= Problem description =
Copy the full listing, changing nothing.

= Records supplied =

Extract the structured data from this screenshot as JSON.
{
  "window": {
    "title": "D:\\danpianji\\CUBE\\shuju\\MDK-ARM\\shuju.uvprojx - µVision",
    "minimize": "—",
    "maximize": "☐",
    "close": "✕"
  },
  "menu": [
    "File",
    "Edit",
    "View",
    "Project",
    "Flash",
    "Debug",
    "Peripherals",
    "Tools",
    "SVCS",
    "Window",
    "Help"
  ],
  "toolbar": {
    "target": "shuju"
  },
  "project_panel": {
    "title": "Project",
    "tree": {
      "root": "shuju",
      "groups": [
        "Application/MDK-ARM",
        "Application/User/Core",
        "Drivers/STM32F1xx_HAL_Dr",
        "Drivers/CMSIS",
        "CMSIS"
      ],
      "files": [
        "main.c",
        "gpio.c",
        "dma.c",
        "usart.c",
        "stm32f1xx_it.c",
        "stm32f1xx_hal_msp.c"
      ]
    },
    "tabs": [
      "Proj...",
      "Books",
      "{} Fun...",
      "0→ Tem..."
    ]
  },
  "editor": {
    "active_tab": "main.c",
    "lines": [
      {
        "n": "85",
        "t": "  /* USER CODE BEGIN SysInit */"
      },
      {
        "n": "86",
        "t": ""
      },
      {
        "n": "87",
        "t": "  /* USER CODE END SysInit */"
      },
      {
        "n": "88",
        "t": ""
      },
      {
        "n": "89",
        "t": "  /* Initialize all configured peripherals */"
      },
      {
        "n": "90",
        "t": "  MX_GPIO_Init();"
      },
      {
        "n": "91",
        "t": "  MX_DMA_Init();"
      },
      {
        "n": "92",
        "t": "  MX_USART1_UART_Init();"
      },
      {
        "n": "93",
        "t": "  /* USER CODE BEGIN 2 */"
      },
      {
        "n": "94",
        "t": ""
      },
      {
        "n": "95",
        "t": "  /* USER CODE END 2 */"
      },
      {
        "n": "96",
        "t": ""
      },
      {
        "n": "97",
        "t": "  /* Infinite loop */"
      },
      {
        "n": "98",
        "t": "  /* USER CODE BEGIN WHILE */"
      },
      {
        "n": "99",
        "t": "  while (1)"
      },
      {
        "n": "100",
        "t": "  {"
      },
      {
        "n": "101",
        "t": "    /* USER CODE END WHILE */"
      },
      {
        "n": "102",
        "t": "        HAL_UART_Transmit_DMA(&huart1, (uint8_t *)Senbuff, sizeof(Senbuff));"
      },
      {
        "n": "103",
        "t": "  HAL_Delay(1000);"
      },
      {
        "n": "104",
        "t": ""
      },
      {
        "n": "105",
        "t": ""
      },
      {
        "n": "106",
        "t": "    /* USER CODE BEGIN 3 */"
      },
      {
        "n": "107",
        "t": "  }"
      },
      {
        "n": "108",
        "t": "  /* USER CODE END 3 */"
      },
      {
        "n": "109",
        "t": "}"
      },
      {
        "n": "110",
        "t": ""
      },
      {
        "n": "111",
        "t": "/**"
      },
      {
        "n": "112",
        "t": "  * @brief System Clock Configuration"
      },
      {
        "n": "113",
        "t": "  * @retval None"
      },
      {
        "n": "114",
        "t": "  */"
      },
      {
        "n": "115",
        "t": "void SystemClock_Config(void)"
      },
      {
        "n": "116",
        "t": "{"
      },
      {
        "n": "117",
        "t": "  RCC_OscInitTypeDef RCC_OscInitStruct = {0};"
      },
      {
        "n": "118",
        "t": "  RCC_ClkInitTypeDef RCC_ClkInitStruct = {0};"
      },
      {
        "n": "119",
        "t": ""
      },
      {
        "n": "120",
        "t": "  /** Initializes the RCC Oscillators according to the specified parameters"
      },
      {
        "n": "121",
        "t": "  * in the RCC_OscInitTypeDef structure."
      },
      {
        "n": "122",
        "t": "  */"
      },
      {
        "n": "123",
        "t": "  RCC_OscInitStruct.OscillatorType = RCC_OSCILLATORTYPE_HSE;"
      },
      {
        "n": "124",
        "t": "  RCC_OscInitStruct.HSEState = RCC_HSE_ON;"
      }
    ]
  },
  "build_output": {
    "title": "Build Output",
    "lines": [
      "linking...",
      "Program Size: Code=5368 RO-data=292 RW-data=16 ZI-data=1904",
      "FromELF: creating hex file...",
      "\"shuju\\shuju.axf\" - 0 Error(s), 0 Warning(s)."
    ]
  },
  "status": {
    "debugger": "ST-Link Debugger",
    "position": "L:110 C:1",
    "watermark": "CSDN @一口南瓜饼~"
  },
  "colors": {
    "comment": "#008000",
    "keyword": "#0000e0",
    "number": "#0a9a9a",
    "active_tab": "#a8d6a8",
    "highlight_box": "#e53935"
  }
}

= Result of this task =
Extract the structured data from this screenshot as JSON.
{
  "window": {
    "title": "D:\\danpianji\\CUBE\\shuju\\MDK-ARM\\shuju.uvprojx - µVision",
    "minimize": "—",
    "maximize": "☐",
    "close": "✕"
  },
  "menu": [
    "File",
    "Edit",
    "View",
    "Project",
    "Flash",
    "Debug",
    "Peripherals",
    "Tools",
    "SVCS",
    "Window",
    "Help"
  ],
  "toolbar": {
    "target": "shuju"
  },
  "project_panel": {
    "title": "Project",
    "tree": {
      "root": "shuju",
      "groups": [
        "Application/MDK-ARM",
        "Application/User/Core",
        "Drivers/STM32F1xx_HAL_Dr",
        "Drivers/CMSIS",
        "CMSIS"
      ],
      "files": [
        "main.c",
        "gpio.c",
        "dma.c",
        "usart.c",
        "stm32f1xx_it.c",
        "stm32f1xx_hal_msp.c"
      ]
    },
    "tabs": [
      "Proj...",
      "Books",
      "{} Fun...",
      "0→ Tem..."
    ]
  },
  "editor": {
    "active_tab": "main.c",
    "lines": [
      {
        "n": "85",
        "t": "  /* USER CODE BEGIN SysInit */"
      },
      {
        "n": "86",
        "t": ""
      },
      {
        "n": "87",
        "t": "  /* USER CODE END SysInit */"
      },
      {
        "n": "88",
        "t": ""
      },
      {
        "n": "89",
        "t": "  /* Initialize all configured peripherals */"
      },
      {
        "n": "90",
        "t": "  MX_GPIO_Init();"
      },
      {
        "n": "91",
        "t": "  MX_DMA_Init();"
      },
      {
        "n": "92",
        "t": "  MX_USART1_UART_Init();"
      },
      {
        "n": "93",
        "t": "  /* USER CODE BEGIN 2 */"
      },
      {
        "n": "94",
        "t": ""
      },
      {
        "n": "95",
        "t": "  /* USER CODE END 2 */"
      },
      {
        "n": "96",
        "t": ""
      },
      {
        "n": "97",
        "t": "  /* Infinite loop */"
      },
      {
        "n": "98",
        "t": "  /* USER CODE BEGIN WHILE */"
      },
      {
        "n": "99",
        "t": "  while (1)"
      },
      {
        "n": "100",
        "t": "  {"
      },
      {
        "n": "101",
        "t": "    /* USER CODE END WHILE */"
      },
      {
        "n": "102",
        "t": "        HAL_UART_Transmit_DMA(&huart1, (uint8_t *)Senbuff, sizeof(Senbuff));"
      },
      {
        "n": "103",
        "t": "  HAL_Delay(1000);"
      },
      {
        "n": "104",
        "t": ""
      },
      {
        "n": "105",
        "t": ""
      },
      {
        "n": "106",
        "t": "    /* USER CODE BEGIN 3 */"
      },
      {
        "n": "107",
        "t": "  }"
      },
      {
        "n": "108",
        "t": "  /* USER CODE END 3 */"
      },
      {
        "n": "109",
        "t": "}"
      },
      {
        "n": "110",
        "t": ""
      },
      {
        "n": "111",
        "t": "/**"
      },
      {
        "n": "112",
        "t": "  * @brief System Clock Configuration"
      },
      {
        "n": "113",
        "t": "  * @retval None"
      },
      {
        "n": "114",
        "t": "  */"
      },
      {
        "n": "115",
        "t": "void SystemClock_Config(void)"
      },
      {
        "n": "116",
        "t": "{"
      },
      {
        "n": "117",
        "t": "  RCC_OscInitTypeDef RCC_OscInitStruct = {0};"
      },
      {
        "n": "118",
        "t": "  RCC_ClkInitTypeDef RCC_ClkInitStruct = {0};"
      },
      {
        "n": "119",
        "t": ""
      },
      {
        "n": "120",
        "t": "  /** Initializes the RCC Oscillators according to the specified parameters"
      },
      {
        "n": "121",
        "t": "  * in the RCC_OscInitTypeDef structure."
      },
      {
        "n": "122",
        "t": "  */"
      },
      {
        "n": "123",
        "t": "  RCC_OscInitStruct.OscillatorType = RCC_OSCILLATORTYPE_HSE;"
      },
      {
        "n": "124",
        "t": "  RCC_OscInitStruct.HSEState = RCC_HSE_ON;"
      }
    ]
  },
  "build_output": {
    "title": "Build Output",
    "lines": [
      "linking...",
      "Program Size: Code=5368 RO-data=292 RW-data=16 ZI-data=1904",
      "FromELF: creating hex file...",
      "\"shuju\\shuju.axf\" - 0 Error(s), 0 Warning(s)."
    ]
  },
  "status": {
    "debugger": "ST-Link Debugger",
    "position": "L:110 C:1",
    "watermark": "CSDN @一口南瓜饼~"
  },
  "colors": {
    "comment": "#008000",
    "keyword": "#0000e0",
    "number": "#0a9a9a",
    "active_tab": "#a8d6a8",
    "highlight_box": "#e53935"
  }
}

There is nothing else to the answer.